Brief
Scan the listing and work out how many lines contain the word "name". Nothing but the number should be given.

Provided records

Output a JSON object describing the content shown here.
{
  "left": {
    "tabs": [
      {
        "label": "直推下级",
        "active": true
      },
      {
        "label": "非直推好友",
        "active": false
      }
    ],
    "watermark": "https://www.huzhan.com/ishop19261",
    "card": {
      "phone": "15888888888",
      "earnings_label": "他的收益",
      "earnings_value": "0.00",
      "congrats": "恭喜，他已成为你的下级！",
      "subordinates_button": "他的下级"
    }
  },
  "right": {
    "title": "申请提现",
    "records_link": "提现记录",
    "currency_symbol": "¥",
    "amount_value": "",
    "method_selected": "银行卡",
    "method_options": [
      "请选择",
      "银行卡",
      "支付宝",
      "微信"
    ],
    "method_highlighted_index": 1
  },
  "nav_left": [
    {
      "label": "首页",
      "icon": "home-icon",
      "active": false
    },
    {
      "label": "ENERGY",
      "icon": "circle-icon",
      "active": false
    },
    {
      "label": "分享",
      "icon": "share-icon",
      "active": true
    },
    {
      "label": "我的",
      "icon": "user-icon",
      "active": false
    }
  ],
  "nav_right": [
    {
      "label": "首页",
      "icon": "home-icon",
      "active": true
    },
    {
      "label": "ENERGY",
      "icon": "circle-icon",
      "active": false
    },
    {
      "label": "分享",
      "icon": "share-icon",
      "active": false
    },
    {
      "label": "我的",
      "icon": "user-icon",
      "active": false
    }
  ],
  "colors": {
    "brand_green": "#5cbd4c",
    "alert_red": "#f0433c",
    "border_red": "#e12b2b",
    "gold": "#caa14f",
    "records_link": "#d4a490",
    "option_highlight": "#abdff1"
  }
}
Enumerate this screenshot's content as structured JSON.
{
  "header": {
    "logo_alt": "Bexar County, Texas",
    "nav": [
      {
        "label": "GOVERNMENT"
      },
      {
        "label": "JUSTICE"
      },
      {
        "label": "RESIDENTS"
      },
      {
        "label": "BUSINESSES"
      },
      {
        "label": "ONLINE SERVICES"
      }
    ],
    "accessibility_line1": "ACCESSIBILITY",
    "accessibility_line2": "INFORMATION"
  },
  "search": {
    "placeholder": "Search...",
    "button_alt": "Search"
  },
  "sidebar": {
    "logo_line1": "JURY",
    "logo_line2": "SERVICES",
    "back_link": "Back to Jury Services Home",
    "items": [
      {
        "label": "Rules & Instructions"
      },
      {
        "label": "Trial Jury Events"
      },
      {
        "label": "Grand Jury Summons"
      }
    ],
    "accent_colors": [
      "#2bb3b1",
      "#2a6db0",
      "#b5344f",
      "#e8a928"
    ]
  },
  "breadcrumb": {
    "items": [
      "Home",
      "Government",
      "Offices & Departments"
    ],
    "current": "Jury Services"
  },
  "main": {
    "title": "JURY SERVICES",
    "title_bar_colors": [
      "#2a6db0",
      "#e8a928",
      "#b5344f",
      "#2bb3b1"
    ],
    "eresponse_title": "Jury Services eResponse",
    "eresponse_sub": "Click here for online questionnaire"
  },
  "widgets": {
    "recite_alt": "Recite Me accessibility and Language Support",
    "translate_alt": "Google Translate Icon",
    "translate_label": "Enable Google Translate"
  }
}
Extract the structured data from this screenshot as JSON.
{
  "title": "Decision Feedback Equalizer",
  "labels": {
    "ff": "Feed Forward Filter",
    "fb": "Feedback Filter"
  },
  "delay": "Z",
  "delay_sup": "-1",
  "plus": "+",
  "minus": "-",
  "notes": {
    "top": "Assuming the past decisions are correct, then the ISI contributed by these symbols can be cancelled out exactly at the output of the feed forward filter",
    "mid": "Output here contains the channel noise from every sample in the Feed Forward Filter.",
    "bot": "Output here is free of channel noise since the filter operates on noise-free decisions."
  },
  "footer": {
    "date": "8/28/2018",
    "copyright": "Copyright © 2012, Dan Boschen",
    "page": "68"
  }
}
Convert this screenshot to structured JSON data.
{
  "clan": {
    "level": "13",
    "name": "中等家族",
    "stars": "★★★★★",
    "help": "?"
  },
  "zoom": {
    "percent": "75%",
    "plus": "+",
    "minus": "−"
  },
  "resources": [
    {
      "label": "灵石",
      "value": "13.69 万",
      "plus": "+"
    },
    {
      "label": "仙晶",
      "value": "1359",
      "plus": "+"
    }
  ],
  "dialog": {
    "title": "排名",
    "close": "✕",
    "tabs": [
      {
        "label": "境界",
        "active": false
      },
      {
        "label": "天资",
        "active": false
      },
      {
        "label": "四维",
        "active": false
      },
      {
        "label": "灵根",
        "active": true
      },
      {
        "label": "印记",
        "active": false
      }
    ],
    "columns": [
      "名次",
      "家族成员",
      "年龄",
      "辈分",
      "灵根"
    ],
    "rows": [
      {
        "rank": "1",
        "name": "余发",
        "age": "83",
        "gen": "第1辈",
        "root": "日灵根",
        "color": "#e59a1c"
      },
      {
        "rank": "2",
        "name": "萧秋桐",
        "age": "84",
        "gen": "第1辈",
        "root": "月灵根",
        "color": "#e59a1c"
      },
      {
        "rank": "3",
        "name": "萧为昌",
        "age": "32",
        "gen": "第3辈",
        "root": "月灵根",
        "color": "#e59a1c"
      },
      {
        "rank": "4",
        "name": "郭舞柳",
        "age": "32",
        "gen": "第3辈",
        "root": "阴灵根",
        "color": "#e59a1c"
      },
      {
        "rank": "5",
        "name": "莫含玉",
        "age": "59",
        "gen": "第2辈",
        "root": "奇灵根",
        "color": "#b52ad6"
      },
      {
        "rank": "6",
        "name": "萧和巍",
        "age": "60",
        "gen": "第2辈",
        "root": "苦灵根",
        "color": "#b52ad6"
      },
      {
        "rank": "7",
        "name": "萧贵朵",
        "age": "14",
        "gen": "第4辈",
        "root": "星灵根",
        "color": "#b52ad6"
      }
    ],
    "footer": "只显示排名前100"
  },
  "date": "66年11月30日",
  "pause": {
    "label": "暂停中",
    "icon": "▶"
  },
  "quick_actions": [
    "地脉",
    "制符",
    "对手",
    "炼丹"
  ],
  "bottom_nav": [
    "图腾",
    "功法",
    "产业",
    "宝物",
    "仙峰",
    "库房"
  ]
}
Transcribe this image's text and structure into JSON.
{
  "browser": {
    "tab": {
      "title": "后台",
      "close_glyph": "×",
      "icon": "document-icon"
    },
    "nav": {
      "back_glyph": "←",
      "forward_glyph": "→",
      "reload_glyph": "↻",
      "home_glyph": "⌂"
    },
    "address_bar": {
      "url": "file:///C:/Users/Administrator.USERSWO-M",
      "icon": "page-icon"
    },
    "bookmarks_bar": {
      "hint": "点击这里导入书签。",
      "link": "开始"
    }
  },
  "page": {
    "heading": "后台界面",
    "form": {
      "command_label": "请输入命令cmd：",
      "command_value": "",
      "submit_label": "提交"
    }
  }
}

Response
8